Page and application data records:
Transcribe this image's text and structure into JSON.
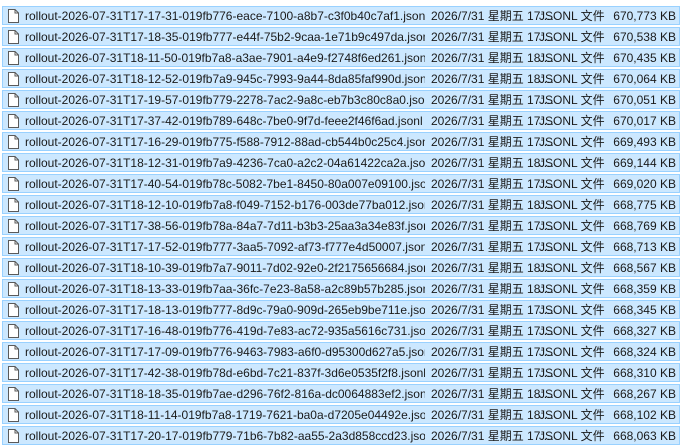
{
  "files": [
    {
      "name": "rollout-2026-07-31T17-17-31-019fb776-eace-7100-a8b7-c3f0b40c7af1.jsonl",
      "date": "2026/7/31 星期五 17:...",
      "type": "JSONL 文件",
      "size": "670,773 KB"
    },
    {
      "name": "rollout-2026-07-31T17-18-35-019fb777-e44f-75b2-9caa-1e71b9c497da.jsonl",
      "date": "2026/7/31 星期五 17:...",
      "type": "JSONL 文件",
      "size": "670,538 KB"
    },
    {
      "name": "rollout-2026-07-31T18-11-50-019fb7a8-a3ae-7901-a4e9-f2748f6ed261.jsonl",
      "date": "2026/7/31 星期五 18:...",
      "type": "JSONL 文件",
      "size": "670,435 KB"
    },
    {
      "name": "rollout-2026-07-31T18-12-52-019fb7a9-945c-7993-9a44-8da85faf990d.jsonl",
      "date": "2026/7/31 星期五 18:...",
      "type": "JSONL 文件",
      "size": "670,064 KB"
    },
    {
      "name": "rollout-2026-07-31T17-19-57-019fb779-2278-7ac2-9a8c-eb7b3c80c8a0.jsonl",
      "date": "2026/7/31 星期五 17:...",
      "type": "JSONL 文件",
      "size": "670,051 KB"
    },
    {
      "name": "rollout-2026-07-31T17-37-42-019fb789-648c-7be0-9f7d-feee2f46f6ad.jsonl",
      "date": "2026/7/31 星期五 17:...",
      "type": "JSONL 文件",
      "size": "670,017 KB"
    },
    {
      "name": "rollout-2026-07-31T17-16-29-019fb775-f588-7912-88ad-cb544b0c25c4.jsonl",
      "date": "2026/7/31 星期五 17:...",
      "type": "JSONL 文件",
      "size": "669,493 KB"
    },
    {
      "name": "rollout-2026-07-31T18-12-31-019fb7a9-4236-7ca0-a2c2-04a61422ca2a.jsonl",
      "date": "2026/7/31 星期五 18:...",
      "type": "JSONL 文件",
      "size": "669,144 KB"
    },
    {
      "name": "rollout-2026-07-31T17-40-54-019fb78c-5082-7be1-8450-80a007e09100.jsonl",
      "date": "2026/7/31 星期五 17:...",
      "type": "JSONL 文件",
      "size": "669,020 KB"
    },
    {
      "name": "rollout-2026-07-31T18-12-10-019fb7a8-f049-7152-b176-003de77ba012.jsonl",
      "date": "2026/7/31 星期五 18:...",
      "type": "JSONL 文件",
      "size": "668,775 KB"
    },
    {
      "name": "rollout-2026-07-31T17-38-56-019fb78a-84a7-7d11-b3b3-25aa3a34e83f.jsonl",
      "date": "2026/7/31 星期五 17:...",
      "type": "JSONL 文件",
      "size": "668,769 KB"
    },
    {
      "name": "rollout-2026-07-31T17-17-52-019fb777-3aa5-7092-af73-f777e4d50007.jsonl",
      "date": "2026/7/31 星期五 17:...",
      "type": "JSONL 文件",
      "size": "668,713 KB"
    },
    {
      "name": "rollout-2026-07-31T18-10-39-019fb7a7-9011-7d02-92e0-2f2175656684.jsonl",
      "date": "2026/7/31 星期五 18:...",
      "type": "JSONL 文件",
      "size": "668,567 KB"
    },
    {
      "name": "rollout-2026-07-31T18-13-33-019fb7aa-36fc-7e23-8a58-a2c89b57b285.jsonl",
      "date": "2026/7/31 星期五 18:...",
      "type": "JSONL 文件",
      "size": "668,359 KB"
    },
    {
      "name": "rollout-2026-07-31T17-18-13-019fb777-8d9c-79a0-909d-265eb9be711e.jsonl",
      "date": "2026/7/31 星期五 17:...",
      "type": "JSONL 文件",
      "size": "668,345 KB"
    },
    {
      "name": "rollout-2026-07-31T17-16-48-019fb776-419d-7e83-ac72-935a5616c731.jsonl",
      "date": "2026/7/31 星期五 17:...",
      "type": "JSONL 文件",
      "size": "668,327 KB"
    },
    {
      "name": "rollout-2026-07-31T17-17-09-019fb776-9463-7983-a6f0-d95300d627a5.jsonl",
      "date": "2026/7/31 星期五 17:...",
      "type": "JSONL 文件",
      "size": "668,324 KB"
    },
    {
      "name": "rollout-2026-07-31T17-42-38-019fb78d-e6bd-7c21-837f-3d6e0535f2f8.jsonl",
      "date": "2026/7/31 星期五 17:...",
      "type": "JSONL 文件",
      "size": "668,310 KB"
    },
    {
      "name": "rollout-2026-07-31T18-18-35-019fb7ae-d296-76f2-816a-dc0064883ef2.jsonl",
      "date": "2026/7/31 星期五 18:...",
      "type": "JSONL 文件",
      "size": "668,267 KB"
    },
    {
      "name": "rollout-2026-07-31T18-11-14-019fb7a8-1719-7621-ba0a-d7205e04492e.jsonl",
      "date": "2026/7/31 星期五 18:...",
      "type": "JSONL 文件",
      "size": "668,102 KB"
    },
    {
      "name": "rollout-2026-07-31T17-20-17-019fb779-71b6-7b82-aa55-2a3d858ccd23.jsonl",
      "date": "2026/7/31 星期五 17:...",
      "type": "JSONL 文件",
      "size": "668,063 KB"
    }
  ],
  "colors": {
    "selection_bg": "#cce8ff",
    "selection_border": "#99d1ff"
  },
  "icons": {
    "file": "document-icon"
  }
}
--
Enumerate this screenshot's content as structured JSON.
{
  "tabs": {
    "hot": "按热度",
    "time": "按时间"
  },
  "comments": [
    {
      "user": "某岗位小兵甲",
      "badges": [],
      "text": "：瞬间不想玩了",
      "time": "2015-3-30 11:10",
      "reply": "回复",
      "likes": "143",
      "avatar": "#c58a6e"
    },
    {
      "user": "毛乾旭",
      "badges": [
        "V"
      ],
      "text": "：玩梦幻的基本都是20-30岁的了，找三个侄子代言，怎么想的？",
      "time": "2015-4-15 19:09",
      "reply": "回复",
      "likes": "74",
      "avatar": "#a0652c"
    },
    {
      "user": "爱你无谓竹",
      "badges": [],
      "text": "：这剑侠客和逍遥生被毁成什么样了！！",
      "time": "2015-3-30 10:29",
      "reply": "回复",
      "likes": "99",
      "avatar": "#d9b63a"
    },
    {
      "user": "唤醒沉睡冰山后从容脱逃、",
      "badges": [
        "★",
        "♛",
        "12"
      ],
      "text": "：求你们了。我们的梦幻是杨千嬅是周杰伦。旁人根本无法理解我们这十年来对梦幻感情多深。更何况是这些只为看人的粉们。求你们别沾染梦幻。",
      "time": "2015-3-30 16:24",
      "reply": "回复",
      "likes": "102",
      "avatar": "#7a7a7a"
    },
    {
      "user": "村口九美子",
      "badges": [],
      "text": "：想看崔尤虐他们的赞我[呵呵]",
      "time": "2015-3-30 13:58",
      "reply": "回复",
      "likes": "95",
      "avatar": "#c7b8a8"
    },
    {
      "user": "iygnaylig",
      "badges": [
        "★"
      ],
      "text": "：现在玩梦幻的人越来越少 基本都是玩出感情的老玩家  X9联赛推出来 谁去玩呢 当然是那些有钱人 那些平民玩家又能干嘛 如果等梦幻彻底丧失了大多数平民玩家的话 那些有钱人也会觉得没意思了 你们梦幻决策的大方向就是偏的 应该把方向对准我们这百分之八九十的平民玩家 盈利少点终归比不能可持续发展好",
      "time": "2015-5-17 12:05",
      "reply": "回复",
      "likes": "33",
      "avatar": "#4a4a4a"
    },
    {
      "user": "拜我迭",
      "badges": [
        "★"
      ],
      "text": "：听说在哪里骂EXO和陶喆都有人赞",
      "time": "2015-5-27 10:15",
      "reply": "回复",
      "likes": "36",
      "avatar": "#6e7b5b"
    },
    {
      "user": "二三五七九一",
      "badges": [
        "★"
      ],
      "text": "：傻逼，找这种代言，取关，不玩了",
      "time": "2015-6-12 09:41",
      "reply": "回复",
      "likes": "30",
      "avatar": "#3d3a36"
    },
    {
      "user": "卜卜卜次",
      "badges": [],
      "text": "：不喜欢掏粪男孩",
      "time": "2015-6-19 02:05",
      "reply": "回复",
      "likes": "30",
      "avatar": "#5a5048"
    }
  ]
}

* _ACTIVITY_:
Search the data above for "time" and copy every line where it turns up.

* _COMPLETED EXERCISE_:
    "time": "按时间"
      "time": "2015-3-30 11:10",
      "time": "2015-4-15 19:09",
      "time": "2015-3-30 10:29",
      "time": "2015-3-30 16:24",
      "time": "2015-3-30 13:58",
      "time": "2015-5-17 12:05",
      "time": "2015-5-27 10:15",
      "time": "2015-6-12 09:41",
      "time": "2015-6-19 02:05",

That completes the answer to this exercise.